> **PROBLEM DESCRIPTION**
Because the copy must hold no pictures, return the data below with all of its words intact.

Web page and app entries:

---+---

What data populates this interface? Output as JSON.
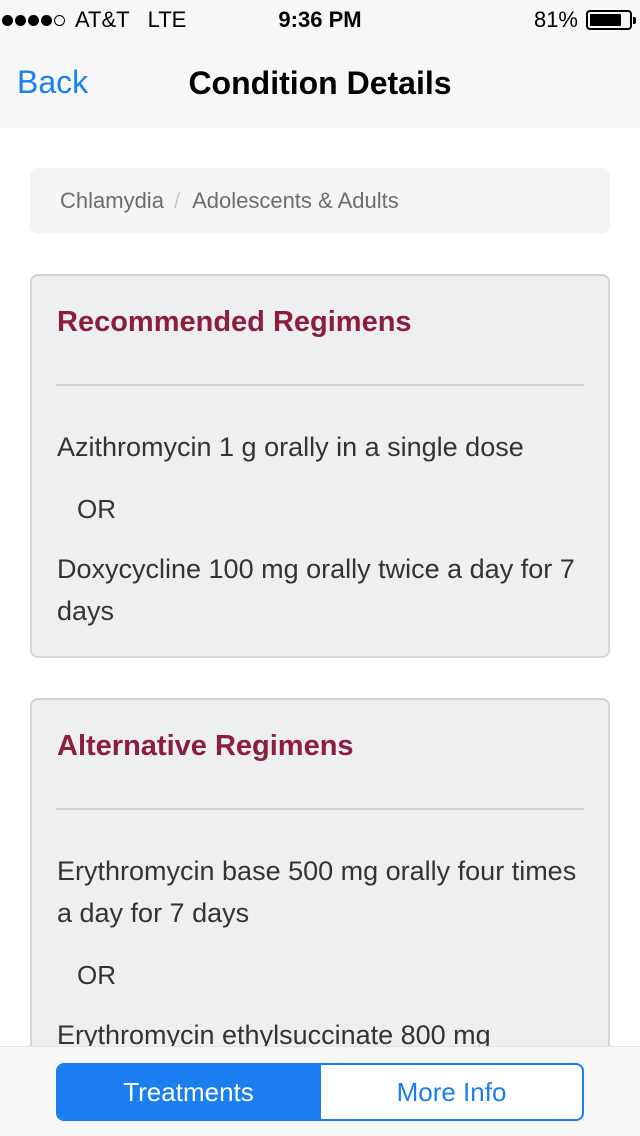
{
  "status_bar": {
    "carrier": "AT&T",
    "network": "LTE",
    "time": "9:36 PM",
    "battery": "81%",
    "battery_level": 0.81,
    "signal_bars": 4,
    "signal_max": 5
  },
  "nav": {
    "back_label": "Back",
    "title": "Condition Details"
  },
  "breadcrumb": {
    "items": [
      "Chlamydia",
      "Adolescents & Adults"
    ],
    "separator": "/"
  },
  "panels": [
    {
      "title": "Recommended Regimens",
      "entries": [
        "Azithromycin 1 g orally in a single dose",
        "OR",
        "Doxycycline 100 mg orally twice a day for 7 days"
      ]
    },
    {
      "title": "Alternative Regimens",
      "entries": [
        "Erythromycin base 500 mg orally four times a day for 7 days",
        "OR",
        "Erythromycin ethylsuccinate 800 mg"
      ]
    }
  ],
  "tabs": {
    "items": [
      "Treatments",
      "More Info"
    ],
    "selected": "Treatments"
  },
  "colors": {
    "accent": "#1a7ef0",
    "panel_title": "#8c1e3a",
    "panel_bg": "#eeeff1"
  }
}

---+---

> **EXPECTED ANSWER**
What data populates this interface? Output as JSON.
{
  "status_bar": {
    "carrier": "AT&T",
    "network": "LTE",
    "time": "9:36 PM",
    "battery": "81%",
    "battery_level": 0.81,
    "signal_bars": 4,
    "signal_max": 5
  },
  "nav": {
    "back_label": "Back",
    "title": "Condition Details"
  },
  "breadcrumb": {
    "items": [
      "Chlamydia",
      "Adolescents & Adults"
    ],
    "separator": "/"
  },
  "panels": [
    {
      "title": "Recommended Regimens",
      "entries": [
        "Azithromycin 1 g orally in a single dose",
        "OR",
        "Doxycycline 100 mg orally twice a day for 7 days"
      ]
    },
    {
      "title": "Alternative Regimens",
      "entries": [
        "Erythromycin base 500 mg orally four times a day for 7 days",
        "OR",
        "Erythromycin ethylsuccinate 800 mg"
      ]
    }
  ],
  "tabs": {
    "items": [
      "Treatments",
      "More Info"
    ],
    "selected": "Treatments"
  },
  "colors": {
    "accent": "#1a7ef0",
    "panel_title": "#8c1e3a",
    "panel_bg": "#eeeff1"
  }
}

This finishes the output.